EXERCISE
Give the number of lines in the records below that contain the word "folder". State only that number.

RECORDS TO PROCESS
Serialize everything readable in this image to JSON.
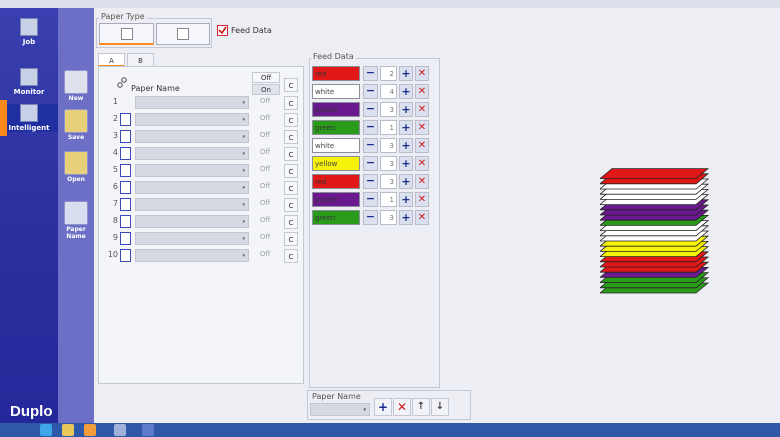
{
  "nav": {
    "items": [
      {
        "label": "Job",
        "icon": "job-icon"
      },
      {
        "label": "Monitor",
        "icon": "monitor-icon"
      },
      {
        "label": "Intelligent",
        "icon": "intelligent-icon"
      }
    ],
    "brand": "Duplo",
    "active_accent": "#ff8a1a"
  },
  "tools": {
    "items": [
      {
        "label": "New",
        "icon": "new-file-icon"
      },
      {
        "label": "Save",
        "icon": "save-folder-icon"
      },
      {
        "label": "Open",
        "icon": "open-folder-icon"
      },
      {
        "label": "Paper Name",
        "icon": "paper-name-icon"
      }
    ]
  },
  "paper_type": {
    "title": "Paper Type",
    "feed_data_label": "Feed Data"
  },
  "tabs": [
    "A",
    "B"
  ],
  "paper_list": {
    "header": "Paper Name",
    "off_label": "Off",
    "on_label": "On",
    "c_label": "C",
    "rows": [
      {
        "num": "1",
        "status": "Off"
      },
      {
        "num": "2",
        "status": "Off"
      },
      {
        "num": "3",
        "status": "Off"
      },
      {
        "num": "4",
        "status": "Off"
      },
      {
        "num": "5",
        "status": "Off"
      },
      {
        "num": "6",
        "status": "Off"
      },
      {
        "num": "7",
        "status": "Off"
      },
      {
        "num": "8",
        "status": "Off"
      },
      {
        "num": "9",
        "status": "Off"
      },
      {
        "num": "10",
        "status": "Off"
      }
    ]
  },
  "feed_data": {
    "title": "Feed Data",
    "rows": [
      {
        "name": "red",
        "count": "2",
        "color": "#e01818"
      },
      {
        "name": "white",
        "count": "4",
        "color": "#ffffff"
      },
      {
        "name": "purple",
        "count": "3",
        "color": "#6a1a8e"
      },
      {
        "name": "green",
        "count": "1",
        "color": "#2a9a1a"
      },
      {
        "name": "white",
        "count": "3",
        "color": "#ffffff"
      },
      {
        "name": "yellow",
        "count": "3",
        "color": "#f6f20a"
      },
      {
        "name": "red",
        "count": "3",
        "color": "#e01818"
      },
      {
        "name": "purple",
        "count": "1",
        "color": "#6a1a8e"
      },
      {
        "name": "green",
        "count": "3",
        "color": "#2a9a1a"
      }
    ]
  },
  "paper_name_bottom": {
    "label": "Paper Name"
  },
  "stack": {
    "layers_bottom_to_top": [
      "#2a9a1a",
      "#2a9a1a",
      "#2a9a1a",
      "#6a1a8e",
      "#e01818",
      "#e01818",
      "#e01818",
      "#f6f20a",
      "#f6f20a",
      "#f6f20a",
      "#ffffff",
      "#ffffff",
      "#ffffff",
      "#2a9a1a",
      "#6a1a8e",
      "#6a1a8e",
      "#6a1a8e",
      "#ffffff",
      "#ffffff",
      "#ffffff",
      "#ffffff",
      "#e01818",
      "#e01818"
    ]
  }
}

TASK ANSWER
2